* TASK ITEM
Records follow. Copy every line with "Date".

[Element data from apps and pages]
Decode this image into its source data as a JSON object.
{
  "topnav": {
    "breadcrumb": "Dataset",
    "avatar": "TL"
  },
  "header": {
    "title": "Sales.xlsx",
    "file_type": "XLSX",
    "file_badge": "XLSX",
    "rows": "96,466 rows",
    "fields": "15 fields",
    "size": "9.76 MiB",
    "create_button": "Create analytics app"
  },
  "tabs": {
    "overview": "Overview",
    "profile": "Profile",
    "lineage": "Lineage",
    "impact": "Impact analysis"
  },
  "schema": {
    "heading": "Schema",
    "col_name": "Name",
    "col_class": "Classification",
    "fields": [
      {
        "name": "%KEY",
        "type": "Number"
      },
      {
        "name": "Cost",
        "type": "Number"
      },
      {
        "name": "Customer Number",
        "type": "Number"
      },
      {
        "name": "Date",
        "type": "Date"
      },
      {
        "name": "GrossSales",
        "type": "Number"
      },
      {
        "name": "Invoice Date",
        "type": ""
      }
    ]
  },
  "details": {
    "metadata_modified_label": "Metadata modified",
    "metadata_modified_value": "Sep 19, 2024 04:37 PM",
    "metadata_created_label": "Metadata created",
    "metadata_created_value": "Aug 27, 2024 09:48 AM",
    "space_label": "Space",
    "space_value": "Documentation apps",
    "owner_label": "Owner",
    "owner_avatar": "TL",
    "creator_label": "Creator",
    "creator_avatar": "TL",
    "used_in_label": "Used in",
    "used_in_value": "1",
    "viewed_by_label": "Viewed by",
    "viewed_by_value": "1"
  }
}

* OUTPUT BELOW
        "name": "Date",
        "type": "Date"
        "name": "Invoice Date",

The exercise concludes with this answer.